Records supplied

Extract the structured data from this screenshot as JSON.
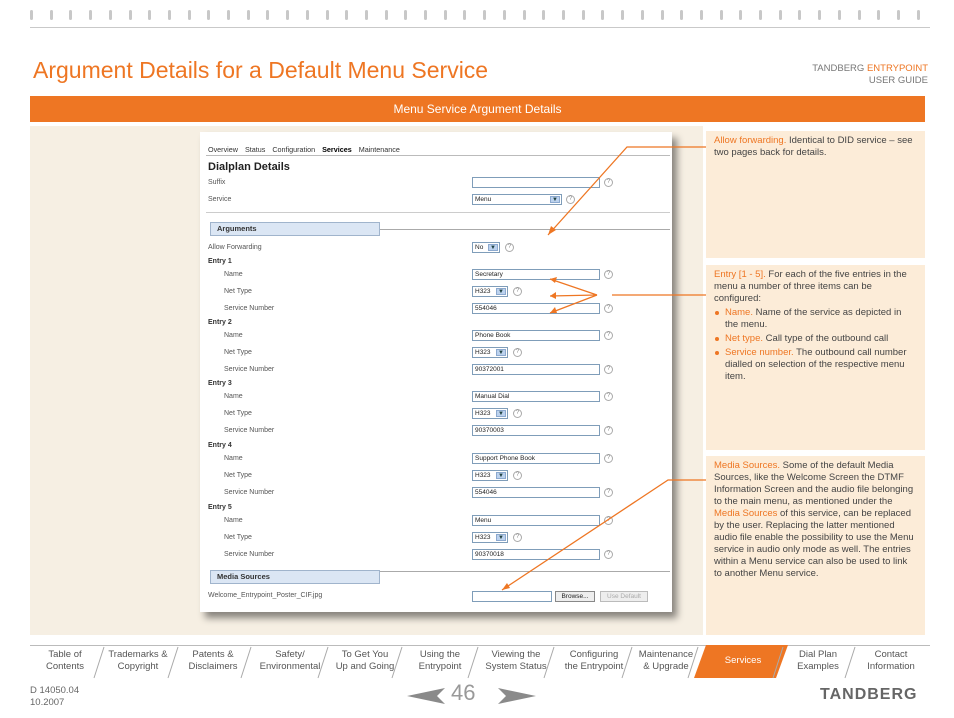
{
  "header": {
    "title": "Argument Details for a Default Menu Service",
    "brand_prefix": "TANDBERG",
    "brand_product": "ENTRYPOINT",
    "brand_sub": "USER GUIDE"
  },
  "banner": {
    "text": "Menu Service Argument Details"
  },
  "screenshot": {
    "nav": [
      "Overview",
      "Status",
      "Configuration",
      "Services",
      "Maintenance"
    ],
    "nav_active": "Services",
    "page_title": "Dialplan Details",
    "suffix_label": "Suffix",
    "service_label": "Service",
    "service_value": "Menu",
    "arguments_title": "Arguments",
    "allow_forwarding_label": "Allow Forwarding",
    "allow_forwarding_value": "No",
    "field_labels": {
      "name": "Name",
      "net_type": "Net Type",
      "service_number": "Service Number"
    },
    "entries": [
      {
        "title": "Entry 1",
        "name": "Secretary",
        "net_type": "H323",
        "service_number": "554046"
      },
      {
        "title": "Entry 2",
        "name": "Phone Book",
        "net_type": "H323",
        "service_number": "90372001"
      },
      {
        "title": "Entry 3",
        "name": "Manual Dial",
        "net_type": "H323",
        "service_number": "90370003"
      },
      {
        "title": "Entry 4",
        "name": "Support Phone Book",
        "net_type": "H323",
        "service_number": "554046"
      },
      {
        "title": "Entry 5",
        "name": "Menu",
        "net_type": "H323",
        "service_number": "90370018"
      }
    ],
    "media_title": "Media Sources",
    "media_file_label": "Welcome_Entrypoint_Poster_CIF.jpg",
    "browse_label": "Browse...",
    "use_default_label": "Use Default",
    "help_glyph": "?"
  },
  "notes": {
    "forwarding": {
      "head": "Allow forwarding.",
      "text": " Identical to DID service – see two pages back for details."
    },
    "entries": {
      "head": "Entry [1 - 5].",
      "text": " For each of the five entries in the menu a number of three items can be configured:",
      "bullets": [
        {
          "head": "Name.",
          "text": " Name of the service as depicted in the menu."
        },
        {
          "head": "Net type.",
          "text": " Call type of the outbound call"
        },
        {
          "head": "Service number.",
          "text": " The outbound call number dialled on selection of the respective menu item."
        }
      ]
    },
    "media": {
      "head": "Media Sources.",
      "text1": " Some of the default Media Sources, like the Welcome Screen the DTMF Information Screen and the audio file belonging to the main menu, as mentioned under the ",
      "link": "Media Sources",
      "text2": " of this service, can be replaced by the user. Replacing the latter mentioned audio file enable the possibility to use the Menu service in audio only mode as well. The entries within a Menu service can also be used to link to another Menu service."
    }
  },
  "tabs": [
    {
      "line1": "Table of",
      "line2": "Contents"
    },
    {
      "line1": "Trademarks &",
      "line2": "Copyright"
    },
    {
      "line1": "Patents &",
      "line2": "Disclaimers"
    },
    {
      "line1": "Safety/",
      "line2": "Environmental"
    },
    {
      "line1": "To Get You",
      "line2": "Up and Going"
    },
    {
      "line1": "Using the",
      "line2": "Entrypoint"
    },
    {
      "line1": "Viewing the",
      "line2": "System Status"
    },
    {
      "line1": "Configuring",
      "line2": "the Entrypoint"
    },
    {
      "line1": "Maintenance",
      "line2": "& Upgrade"
    },
    {
      "line1": "Services",
      "line2": ""
    },
    {
      "line1": "Dial Plan",
      "line2": "Examples"
    },
    {
      "line1": "Contact",
      "line2": "Information"
    }
  ],
  "active_tab": "Services",
  "footer": {
    "doc_id": "D 14050.04",
    "date": "10.2007",
    "page_number": "46",
    "logo": "TANDBERG"
  },
  "colors": {
    "accent": "#ee7623",
    "panel": "#f6efe3",
    "note_bg": "#fcecd8"
  }
}
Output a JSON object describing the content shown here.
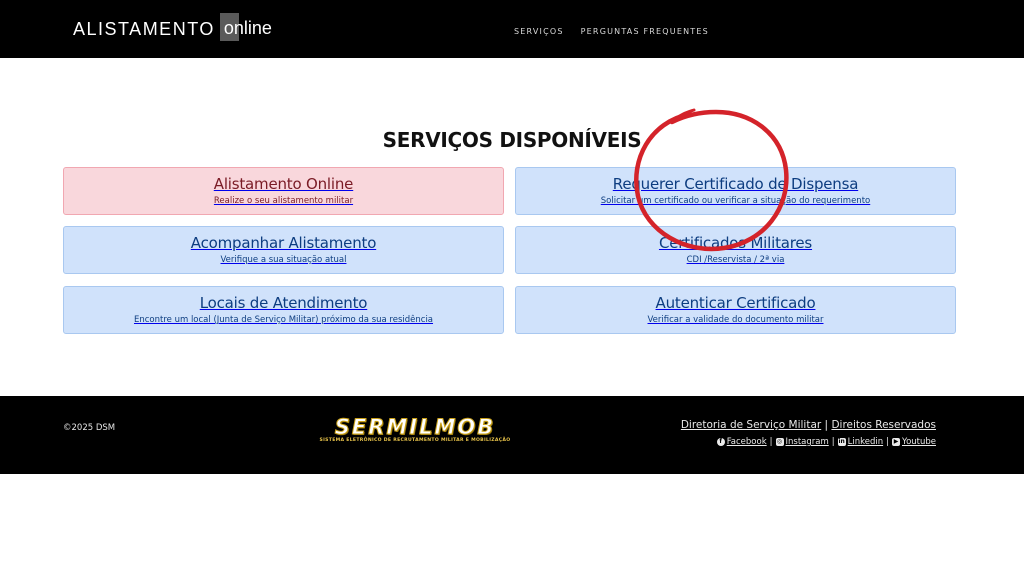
{
  "header": {
    "brand_main": "ALISTAMENTO",
    "brand_sub": "online",
    "nav": [
      {
        "label": "SERVIÇOS"
      },
      {
        "label": "PERGUNTAS FREQUENTES"
      }
    ]
  },
  "main": {
    "title": "SERVIÇOS DISPONÍVEIS",
    "cards": [
      {
        "title": "Alistamento Online",
        "subtitle": "Realize o seu alistamento militar"
      },
      {
        "title": "Requerer Certificado de Dispensa",
        "subtitle": "Solicitar um certificado ou verificar a situação do requerimento"
      },
      {
        "title": "Acompanhar Alistamento",
        "subtitle": "Verifique a sua situação atual"
      },
      {
        "title": "Certificados Militares",
        "subtitle": "CDI /Reservista / 2ª via"
      },
      {
        "title": "Locais de Atendimento",
        "subtitle": "Encontre um local (Junta de Serviço Militar) próximo da sua residência"
      },
      {
        "title": "Autenticar Certificado",
        "subtitle": "Verificar a validade do documento militar"
      }
    ]
  },
  "footer": {
    "copyright": "©2025 DSM",
    "logo_word": "SERMILMOB",
    "logo_sub": "SISTEMA ELETRÔNICO DE RECRUTAMENTO MILITAR E MOBILIZAÇÃO",
    "link_directory": "Diretoria de Serviço Militar",
    "separator": "|",
    "link_rights": "Direitos Reservados",
    "social": [
      {
        "label": "Facebook",
        "icon": "facebook-icon"
      },
      {
        "label": "Instagram",
        "icon": "instagram-icon"
      },
      {
        "label": "Linkedin",
        "icon": "linkedin-icon"
      },
      {
        "label": "Youtube",
        "icon": "youtube-icon"
      }
    ]
  },
  "colors": {
    "header_bg": "#000000",
    "card_blue": "#d0e2fb",
    "card_red": "#f9d7dc",
    "annotation_circle": "#d4232a"
  }
}
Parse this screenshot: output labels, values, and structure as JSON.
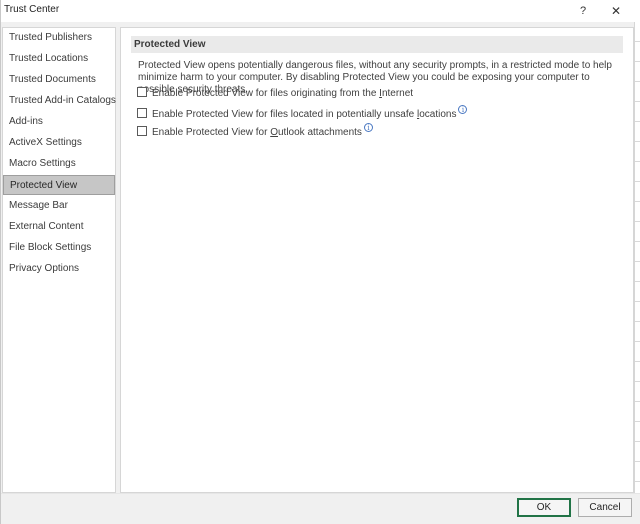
{
  "window": {
    "title": "Trust Center",
    "help_label": "?",
    "close_label": "✕"
  },
  "sidebar": {
    "items": [
      {
        "label": "Trusted Publishers"
      },
      {
        "label": "Trusted Locations"
      },
      {
        "label": "Trusted Documents"
      },
      {
        "label": "Trusted Add-in Catalogs"
      },
      {
        "label": "Add-ins"
      },
      {
        "label": "ActiveX Settings"
      },
      {
        "label": "Macro Settings"
      },
      {
        "label": "Protected View",
        "active": true
      },
      {
        "label": "Message Bar"
      },
      {
        "label": "External Content"
      },
      {
        "label": "File Block Settings"
      },
      {
        "label": "Privacy Options"
      }
    ]
  },
  "content": {
    "header": "Protected View",
    "description": "Protected View opens potentially dangerous files, without any security prompts, in a restricted mode to help minimize harm to your computer. By disabling Protected View you could be exposing your computer to possible security threats.",
    "options": [
      {
        "pre": "Enable Protected View for files originating from the ",
        "key": "I",
        "post": "nternet",
        "checked": false,
        "info": false
      },
      {
        "pre": "Enable Protected View for files located in potentially unsafe ",
        "key": "l",
        "post": "ocations",
        "checked": false,
        "info": true
      },
      {
        "pre": "Enable Protected View for ",
        "key": "O",
        "post": "utlook attachments",
        "checked": false,
        "info": true
      }
    ],
    "info_glyph": "i"
  },
  "footer": {
    "ok_label": "OK",
    "cancel_label": "Cancel"
  }
}
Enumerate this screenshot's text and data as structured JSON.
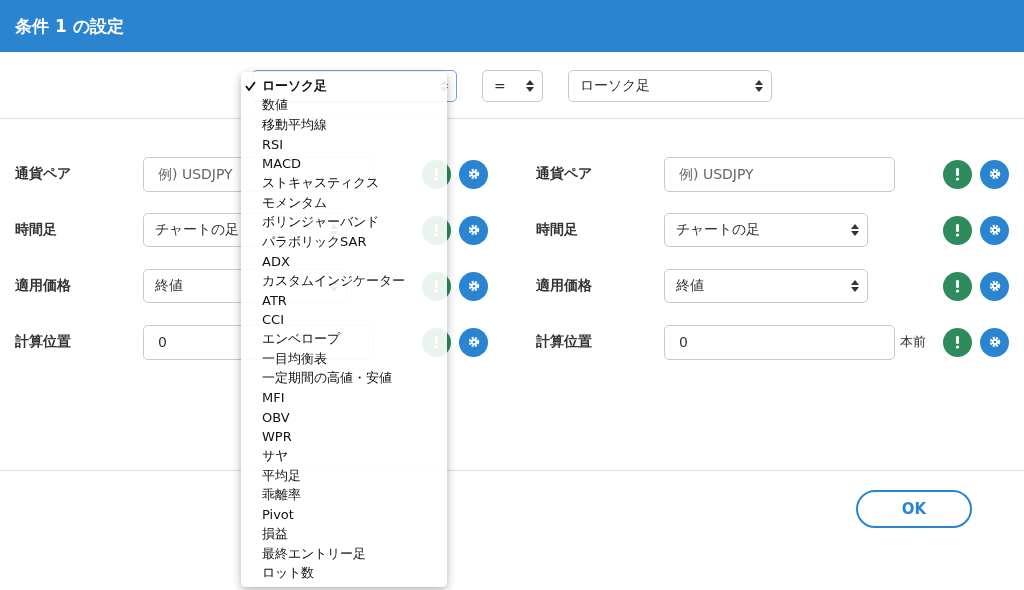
{
  "dialog": {
    "title": "条件 1 の設定"
  },
  "comparison": {
    "left_select": {
      "expanded": true,
      "options": [
        {
          "label": "ローソク足",
          "selected": true
        },
        {
          "label": "数値",
          "selected": false
        },
        {
          "label": "移動平均線",
          "selected": false
        },
        {
          "label": "RSI",
          "selected": false
        },
        {
          "label": "MACD",
          "selected": false
        },
        {
          "label": "ストキャスティクス",
          "selected": false
        },
        {
          "label": "モメンタム",
          "selected": false
        },
        {
          "label": "ボリンジャーバンド",
          "selected": false
        },
        {
          "label": "パラボリックSAR",
          "selected": false
        },
        {
          "label": "ADX",
          "selected": false
        },
        {
          "label": "カスタムインジケーター",
          "selected": false
        },
        {
          "label": "ATR",
          "selected": false
        },
        {
          "label": "CCI",
          "selected": false
        },
        {
          "label": "エンベロープ",
          "selected": false
        },
        {
          "label": "一目均衡表",
          "selected": false
        },
        {
          "label": "一定期間の高値・安値",
          "selected": false
        },
        {
          "label": "MFI",
          "selected": false
        },
        {
          "label": "OBV",
          "selected": false
        },
        {
          "label": "WPR",
          "selected": false
        },
        {
          "label": "サヤ",
          "selected": false
        },
        {
          "label": "平均足",
          "selected": false
        },
        {
          "label": "乖離率",
          "selected": false
        },
        {
          "label": "Pivot",
          "selected": false
        },
        {
          "label": "損益",
          "selected": false
        },
        {
          "label": "最終エントリー足",
          "selected": false
        },
        {
          "label": "ロット数",
          "selected": false
        }
      ]
    },
    "operator": {
      "value": "="
    },
    "right_select": {
      "value": "ローソク足"
    }
  },
  "columns": [
    {
      "rows": [
        {
          "kind": "text",
          "label": "通貨ペア",
          "placeholder": "例) USDJPY"
        },
        {
          "kind": "select",
          "label": "時間足",
          "value": "チャートの足"
        },
        {
          "kind": "select",
          "label": "適用価格",
          "value": "終値"
        },
        {
          "kind": "text",
          "label": "計算位置",
          "value": "0"
        }
      ]
    },
    {
      "rows": [
        {
          "kind": "text",
          "label": "通貨ペア",
          "placeholder": "例) USDJPY"
        },
        {
          "kind": "select",
          "label": "時間足",
          "value": "チャートの足"
        },
        {
          "kind": "select",
          "label": "適用価格",
          "value": "終値"
        },
        {
          "kind": "text",
          "label": "計算位置",
          "value": "0",
          "suffix": "本前"
        }
      ]
    }
  ],
  "buttons": [
    {
      "label": "OK"
    }
  ]
}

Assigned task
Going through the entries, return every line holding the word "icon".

Exercise answer
        "icon": "facebook-icon"
        "icon": "instagram-icon"
        "icon": "linkedin-icon"
        "icon": "youtube-icon"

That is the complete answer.